  • Drugs/Alcohol: A couple scenes take place in a nightclub where some animals seem to be drinking.

The Bottom Line

RECOMMENDED FOR: Well, it's obviously aimed at families and lovers of today's music and singing competitions, but honestly, I'm just not sure. The positive ratings Sing has received (currently 72% on RottenTomatoes; 4 out of 5 on PluggedIn) have me questioning many things. It takes too long to get to the really good singing, and there's nothing special about the animation, the characters or the moral. As my 11-year-old daughter, who had begged to see this, said afterwards, "Definitely a renter; I didn't even have a favorite character."

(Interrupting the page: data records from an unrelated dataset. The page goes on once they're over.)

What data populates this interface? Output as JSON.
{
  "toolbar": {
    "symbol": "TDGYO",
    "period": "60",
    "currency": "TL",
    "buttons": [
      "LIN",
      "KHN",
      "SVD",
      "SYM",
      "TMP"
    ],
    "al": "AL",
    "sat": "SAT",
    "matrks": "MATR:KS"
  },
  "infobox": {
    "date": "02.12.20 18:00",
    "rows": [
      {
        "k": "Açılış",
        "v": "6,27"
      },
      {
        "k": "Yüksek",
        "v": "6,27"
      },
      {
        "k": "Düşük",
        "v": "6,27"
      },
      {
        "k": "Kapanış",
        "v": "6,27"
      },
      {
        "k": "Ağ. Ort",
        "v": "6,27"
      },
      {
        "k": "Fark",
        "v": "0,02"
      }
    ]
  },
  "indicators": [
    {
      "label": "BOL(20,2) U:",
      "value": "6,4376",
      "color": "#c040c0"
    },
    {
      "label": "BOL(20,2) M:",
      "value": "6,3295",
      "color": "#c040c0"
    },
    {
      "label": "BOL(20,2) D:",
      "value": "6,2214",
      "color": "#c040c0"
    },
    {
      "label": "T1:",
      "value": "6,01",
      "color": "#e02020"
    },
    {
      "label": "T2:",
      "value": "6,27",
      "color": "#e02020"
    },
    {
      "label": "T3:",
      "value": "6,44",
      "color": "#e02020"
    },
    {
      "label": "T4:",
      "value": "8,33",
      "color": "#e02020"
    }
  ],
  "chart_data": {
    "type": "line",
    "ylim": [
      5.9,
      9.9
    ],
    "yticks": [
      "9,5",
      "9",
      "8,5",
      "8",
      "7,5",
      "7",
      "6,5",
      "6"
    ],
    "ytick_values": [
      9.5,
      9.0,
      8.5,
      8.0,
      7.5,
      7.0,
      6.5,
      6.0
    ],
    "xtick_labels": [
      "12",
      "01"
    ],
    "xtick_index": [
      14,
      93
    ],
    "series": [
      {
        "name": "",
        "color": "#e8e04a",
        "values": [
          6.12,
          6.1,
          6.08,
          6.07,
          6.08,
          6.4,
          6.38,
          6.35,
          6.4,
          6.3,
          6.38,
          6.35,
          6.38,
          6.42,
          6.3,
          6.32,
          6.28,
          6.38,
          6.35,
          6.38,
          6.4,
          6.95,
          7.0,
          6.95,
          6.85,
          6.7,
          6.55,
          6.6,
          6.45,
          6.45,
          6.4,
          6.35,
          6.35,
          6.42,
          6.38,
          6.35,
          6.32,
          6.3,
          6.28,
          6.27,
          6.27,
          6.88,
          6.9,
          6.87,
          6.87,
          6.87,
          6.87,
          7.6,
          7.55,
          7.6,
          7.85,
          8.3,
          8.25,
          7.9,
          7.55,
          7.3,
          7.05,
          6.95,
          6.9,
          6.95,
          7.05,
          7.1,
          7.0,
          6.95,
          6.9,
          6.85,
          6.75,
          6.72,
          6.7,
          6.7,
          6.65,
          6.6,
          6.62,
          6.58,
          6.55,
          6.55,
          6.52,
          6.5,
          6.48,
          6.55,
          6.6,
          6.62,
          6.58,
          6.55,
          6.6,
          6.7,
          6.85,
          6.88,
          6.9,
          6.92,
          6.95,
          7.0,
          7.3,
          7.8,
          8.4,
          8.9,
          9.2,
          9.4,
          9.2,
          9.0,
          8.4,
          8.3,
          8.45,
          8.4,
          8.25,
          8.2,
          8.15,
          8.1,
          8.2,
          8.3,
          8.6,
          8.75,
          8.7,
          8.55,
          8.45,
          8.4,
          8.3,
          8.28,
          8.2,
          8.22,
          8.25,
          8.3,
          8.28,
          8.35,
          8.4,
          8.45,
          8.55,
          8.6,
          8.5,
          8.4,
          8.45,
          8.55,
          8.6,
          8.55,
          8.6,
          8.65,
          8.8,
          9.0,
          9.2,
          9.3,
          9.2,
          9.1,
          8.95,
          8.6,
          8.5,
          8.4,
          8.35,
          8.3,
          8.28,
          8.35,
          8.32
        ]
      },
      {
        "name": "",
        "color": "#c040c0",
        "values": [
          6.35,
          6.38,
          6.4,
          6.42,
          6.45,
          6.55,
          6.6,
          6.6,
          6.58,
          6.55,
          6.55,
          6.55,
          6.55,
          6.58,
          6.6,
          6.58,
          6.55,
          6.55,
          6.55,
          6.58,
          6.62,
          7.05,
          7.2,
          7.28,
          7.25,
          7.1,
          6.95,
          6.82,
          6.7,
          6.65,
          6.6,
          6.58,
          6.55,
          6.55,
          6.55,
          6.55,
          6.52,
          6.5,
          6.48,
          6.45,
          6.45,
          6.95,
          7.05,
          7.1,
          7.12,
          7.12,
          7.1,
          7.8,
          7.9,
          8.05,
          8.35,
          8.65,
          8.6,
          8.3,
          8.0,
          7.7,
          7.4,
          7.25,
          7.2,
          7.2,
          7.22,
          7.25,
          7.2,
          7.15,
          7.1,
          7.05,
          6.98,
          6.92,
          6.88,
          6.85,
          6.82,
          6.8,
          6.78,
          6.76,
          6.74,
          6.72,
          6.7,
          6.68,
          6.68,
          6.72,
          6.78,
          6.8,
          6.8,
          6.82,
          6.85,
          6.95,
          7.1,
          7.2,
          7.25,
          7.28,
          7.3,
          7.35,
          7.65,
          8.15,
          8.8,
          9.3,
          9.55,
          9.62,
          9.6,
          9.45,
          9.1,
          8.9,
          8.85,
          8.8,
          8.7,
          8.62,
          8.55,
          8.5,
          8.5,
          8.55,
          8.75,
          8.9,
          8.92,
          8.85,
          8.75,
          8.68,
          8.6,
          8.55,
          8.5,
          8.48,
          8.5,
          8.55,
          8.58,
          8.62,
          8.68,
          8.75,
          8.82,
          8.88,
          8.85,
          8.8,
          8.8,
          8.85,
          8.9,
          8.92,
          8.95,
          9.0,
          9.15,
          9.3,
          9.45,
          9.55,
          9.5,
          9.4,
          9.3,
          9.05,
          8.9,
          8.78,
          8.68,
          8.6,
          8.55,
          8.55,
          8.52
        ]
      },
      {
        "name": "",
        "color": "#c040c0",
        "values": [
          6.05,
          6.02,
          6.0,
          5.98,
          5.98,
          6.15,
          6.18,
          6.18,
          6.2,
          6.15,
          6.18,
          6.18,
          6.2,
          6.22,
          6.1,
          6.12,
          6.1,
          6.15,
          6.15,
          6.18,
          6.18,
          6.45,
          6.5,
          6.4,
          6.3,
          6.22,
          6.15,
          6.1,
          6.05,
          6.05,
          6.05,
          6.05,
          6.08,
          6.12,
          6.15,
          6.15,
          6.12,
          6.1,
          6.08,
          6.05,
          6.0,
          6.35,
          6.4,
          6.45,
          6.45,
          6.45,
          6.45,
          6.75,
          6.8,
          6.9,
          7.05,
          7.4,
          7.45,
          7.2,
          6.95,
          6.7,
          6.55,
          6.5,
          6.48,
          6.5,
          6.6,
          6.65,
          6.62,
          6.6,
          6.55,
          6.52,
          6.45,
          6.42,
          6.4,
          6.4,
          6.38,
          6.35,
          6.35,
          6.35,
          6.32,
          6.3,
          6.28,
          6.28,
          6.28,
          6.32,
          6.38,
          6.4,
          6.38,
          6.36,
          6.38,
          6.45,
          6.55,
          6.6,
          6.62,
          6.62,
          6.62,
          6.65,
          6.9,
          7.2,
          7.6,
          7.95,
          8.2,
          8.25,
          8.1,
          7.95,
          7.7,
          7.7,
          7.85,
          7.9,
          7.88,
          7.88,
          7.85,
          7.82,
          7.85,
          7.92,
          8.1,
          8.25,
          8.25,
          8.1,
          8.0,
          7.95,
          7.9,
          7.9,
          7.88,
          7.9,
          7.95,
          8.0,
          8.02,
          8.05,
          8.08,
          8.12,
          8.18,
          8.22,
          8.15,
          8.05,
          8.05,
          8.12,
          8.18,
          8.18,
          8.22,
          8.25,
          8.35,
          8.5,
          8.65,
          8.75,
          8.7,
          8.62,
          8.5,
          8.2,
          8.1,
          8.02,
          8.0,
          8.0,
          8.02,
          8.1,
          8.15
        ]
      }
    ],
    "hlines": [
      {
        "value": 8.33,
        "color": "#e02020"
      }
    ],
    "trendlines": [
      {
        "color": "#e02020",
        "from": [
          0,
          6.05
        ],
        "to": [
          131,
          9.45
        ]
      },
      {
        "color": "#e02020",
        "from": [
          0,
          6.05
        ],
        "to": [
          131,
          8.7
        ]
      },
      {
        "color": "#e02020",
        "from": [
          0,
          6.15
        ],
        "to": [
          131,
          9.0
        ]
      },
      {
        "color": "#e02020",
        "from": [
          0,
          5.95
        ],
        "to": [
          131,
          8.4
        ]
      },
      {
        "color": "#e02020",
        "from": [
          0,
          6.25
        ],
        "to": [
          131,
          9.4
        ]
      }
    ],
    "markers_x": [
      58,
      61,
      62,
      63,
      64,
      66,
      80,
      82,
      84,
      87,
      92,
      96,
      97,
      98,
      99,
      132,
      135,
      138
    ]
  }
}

NOT RECOMMENDED FOR: Fans of groundbreaking animation, or Matthew McConaughey - it's kind of painful to hear him struggle to stay in optimistic koala voice for nearly two hours. As my 13-year-old son said afterwards, "Even worse than Nine Lives, and that gets a half star. What was the point?"

Sing, directed by Garth Jennings, opened in theaters December 21, 2016; available for home viewing March 21, 2017. It runs 108 minutes and stars Matthew McConaughey, Reese Witherspoon, Scarlett Johansson, Seth MacFarlane, John C. Reilly, Taron Egerton, Tori Kelly, Garth Jennings and Jennifer Saunders. Watch the trailer for Sing here.

Shawn McEvoy is the Managing Editor for and the co-host of's Video Movie Reviews.

Publication date: December 20, 2016